Former professionals condemn recruitment of teenagers by ‘pushing the notion of a noble military career to children’.
A group of British war veterans will launch a campaign this week against enlisting 16-year-olds into the military.
Britain is the only state in Europe or Nato that still enlists minors, a policy criticised by the UN Committee on the Rights of the Child, the parliamentary joint committee on human rights and other groups including Child Soldiers International and British Quakers. The organisation Veterans For Peace (VFP) is demanding change, but the MoD says it depends on 16-year-olds for a quarter of the intake needed to sustain UK forces.
After a six-month trial, 16-year-olds are locked in to the forces until they reach 22, meaning a life-changing decision is made at a brutally young age, says VFP co-ordinator Ben Griffin, 37, who served in Northern Ireland, Iraq and Afghanistan in the SAS and the Parachute Regiment. He said his experiences gave him an “obligation” to tell teenagers the truth.
There is provision for “unhappy juniors” to be discharged at the discretion of their commanding officer but no guarantee it will happen.
“There’s no clear, uniformed enemy any more,” he said. “Basically,in war, you’re fighting a civilian population: you’re breaking down doors in the middle of the night. That can be a terrible shock. But by then you’re locked in. The clock doesn’t even start ticking on your four years until you’re 18. It’s a sinister thing, pulling in people who are less critical and easier to mould.”
VFP is releasing several darkly satirical short films ahead of Saturday’s Armed Forces Day to highlight the cost of war, featuring Action Man dolls with accessories including antidepressants, wheelchairs, “benefits cancelled” letters and body bags – inspired, said artist Darren Cullen and film-maker Price James, by official Armed Forces toys, which include a Predator drone playset for five-year-olds.
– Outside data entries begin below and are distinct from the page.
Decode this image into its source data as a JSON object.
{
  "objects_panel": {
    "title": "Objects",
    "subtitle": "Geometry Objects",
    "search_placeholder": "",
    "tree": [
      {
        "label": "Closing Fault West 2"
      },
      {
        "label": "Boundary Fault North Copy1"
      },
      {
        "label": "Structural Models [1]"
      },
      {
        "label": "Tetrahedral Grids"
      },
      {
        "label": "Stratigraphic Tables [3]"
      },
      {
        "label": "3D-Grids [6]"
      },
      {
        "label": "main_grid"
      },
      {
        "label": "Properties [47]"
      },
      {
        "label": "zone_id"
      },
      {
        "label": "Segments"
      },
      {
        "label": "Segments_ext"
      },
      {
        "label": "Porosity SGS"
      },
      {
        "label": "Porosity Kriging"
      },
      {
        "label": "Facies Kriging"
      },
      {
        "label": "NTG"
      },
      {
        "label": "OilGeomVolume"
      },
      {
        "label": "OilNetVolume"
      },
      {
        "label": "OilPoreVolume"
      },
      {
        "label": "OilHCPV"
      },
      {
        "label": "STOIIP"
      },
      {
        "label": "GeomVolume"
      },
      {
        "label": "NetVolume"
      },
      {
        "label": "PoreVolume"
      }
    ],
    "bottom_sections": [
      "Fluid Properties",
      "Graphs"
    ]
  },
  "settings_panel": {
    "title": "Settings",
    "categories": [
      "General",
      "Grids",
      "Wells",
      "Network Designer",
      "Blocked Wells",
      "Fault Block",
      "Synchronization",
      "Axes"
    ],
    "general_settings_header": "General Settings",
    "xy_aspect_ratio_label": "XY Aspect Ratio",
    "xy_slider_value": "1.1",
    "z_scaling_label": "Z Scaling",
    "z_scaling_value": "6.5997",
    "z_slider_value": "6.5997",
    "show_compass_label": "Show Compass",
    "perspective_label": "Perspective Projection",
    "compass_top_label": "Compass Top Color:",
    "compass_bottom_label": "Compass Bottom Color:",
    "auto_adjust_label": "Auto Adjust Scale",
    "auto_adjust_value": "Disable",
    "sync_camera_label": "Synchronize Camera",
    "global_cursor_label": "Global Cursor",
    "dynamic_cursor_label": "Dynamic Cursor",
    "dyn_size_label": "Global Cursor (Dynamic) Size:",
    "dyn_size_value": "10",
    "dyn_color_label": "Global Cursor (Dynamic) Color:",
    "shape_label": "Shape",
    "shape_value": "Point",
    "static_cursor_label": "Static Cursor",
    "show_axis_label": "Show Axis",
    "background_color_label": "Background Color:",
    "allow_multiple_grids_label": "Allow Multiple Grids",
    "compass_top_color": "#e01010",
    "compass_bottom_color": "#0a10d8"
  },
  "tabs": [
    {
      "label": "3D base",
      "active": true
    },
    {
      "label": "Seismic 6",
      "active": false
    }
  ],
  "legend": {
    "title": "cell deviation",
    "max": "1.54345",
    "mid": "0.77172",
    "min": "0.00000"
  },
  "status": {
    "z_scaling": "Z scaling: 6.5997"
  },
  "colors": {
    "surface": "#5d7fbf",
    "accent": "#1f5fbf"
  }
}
“Joining the military should be an informed decision,” said Cullen. “Armed Forces Day will be full of the glory of soldiering, the flag-waving and glamour, parachutists and the Red Arrows, all deliberately focused at children. We want to unpick the propaganda.”
David Cameron, who attended Eton’s Combined Cadet Force, has set a target of creating 100 new units in state schools to build “character, grit and determination”. Currently the majority of units are in private schools.
“We’re not a pacifist organisation but among the flag-waving on Armed Forces Day, spare a thought for the unquantifiable cost of war: not just those who have lost a limb, but those living with chronic pain, with facial or abdominal injuries, with PTSD, with anger and psychological damage, the effect on families,” said Griffin. “It’s OK to question these things. It’s not OK that people with a vested interested are pushing the notion of a noble military career to children.”
An MoD spokesman said: “We recruit across all age groups and as part of our duty of care to recruits no young person under the age of 18 may join our armed forces without the formal written consent of their parent or guardian.”
Recruitment of people under 18 makes a “significant contribution” to the forces’ annual intake, he said, without which it could not sustain personnel levels.
The MoD said that the armed forces do not recruit in schools and only attend by invitation in support of school activities.
An exhibition of the films and props will show at the Red Gallery, 1-3 Rivington Street, London EC2A 3DT from 23 June to 2 July. The films will be online from 23 June at veteransforpeace.org.uk